I glanced quickly at her, and nodded. I’m not used to her using that old-fashioned phrase. Death seems very close sometimes. A tango friend died of cancer at Christmas. I couldn’t believe it was happening, but it happened. He was always such a terrible dancer, the sort of dancer you avoided, and then, suddenly, just before his death, he learned how to move his body. At times, in fleeting moments, he dances with me still.
Dy saws the fallen tree into smaller pieces.
You can finish it off when you get your little chain saw.
I nod, tossing pieces of iron. Now there’s a most admirable pile near the burning off pit.
Good toss, he says.
I never did this sort of thing as a kid, I say. I had to sit around and be a lady.
Do you think I did? he asks. I had assumed he would’ve, that he’d have had a childhood like my brothers, all open air and mucking around playing with junk in the backyard. Dad was an artist but a handyman to keep us alive. Our backyards were never gardens, but piles of old taps, pipes, tyres, the occasional rusting bath tub, sheets of plywood, masonite, asbestos, slumped brown bags of concrete gone hard in the rain.
i don’t know Dy well enough to ask questions.
K has cooked us lunch of lentil pasta with oil and garlic. (I add the garlic) Poor thing, she’s recovered her sweetness after her oregano OD, and suddenly she’s a blessing to us all. As she was meant to be. We offer a bowl to Dy but he’ll only accept a cup of tea.
We tell him about Aldi. He’s expecting a flat pack desk to do his IT on, meant to be delivered the day before ours. He tells us to go to the exit of Aldi, the vast hall where they store everything, armed with the code numbers to find our curtains.
Don’t they tell you off?
That’s no one’s job. They just tell you where the entrance is.
So we’ll do that.
In the afternoon, I struggle again with my chapter.
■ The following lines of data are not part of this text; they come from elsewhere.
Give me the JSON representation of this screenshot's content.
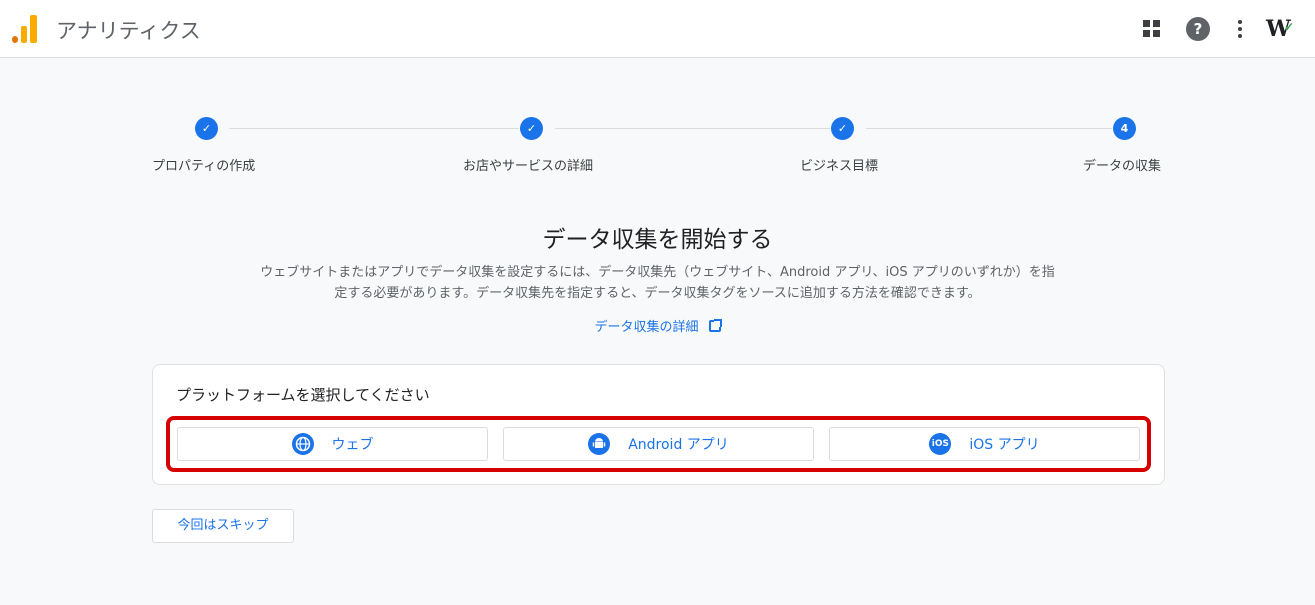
{
  "header": {
    "app_title": "アナリティクス",
    "logo_icon": "analytics-logo-icon",
    "actions": [
      "apps-grid-icon",
      "help-icon",
      "more-vert-icon",
      "account-icon"
    ],
    "help_glyph": "?",
    "account_glyph": "W"
  },
  "stepper": {
    "steps": [
      {
        "label": "プロパティの作成",
        "state": "done",
        "marker": "✓"
      },
      {
        "label": "お店やサービスの詳細",
        "state": "done",
        "marker": "✓"
      },
      {
        "label": "ビジネス目標",
        "state": "done",
        "marker": "✓"
      },
      {
        "label": "データの収集",
        "state": "current",
        "marker": "4"
      }
    ]
  },
  "main": {
    "heading": "データ収集を開始する",
    "description": "ウェブサイトまたはアプリでデータ収集を設定するには、データ収集先（ウェブサイト、Android アプリ、iOS アプリのいずれか）を指定する必要があります。データ収集先を指定すると、データ収集タグをソースに追加する方法を確認できます。",
    "learn_more_link": "データ収集の詳細",
    "learn_more_icon": "open-in-new-icon"
  },
  "platform_card": {
    "title": "プラットフォームを選択してください",
    "buttons": [
      {
        "label": "ウェブ",
        "icon": "globe-icon",
        "glyph": "🌐"
      },
      {
        "label": "Android アプリ",
        "icon": "android-icon",
        "glyph": "⬤"
      },
      {
        "label": "iOS アプリ",
        "icon": "ios-icon",
        "glyph": "iOS"
      }
    ]
  },
  "footer": {
    "skip_label": "今回はスキップ"
  },
  "colors": {
    "accent": "#1a73e8",
    "highlight": "#d50000",
    "logo_orange": "#f9ab00"
  }
}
Much of my research notes are quotes from the neuroscientist who’s going to look at it. She’s always seemed to me to think in the way I do. I may laugh at myself later, but in my head she’s become my friend, walking along beside me in the bush, pointing out things I can’t see.
When I peter out, I cook dinner- a roast chicken, a whole pumpkin – I’ll cut it up when its soft and make easy soup for tomorrow’s lunch,- and since we’re out of bread, an Aldi Has No bread mix.Last time we ran out of bread, I made up an Ogram bread mix, but found it called for 5 eggs, when we had none. I googled what to do without eggs, and a web site said fizzy water would fix it, but the loaf cooked only to a crumble and had to be spooned out of its pan.
The Has NO mix works perfectly. A delicious dinner of warm fresh bread, chicken and sweet potato, and a simple lettuce salid with garden herbs – no oregano for K. I fall asleep on the sofa, and wake at 11 o’clock. The house is quiet and warm from the fire, an island in a rainy wilderness. And I’m proud of the pile of iron I can’t see but it’s out there near the burning off pit, marvelling with me at the woman this escape is making.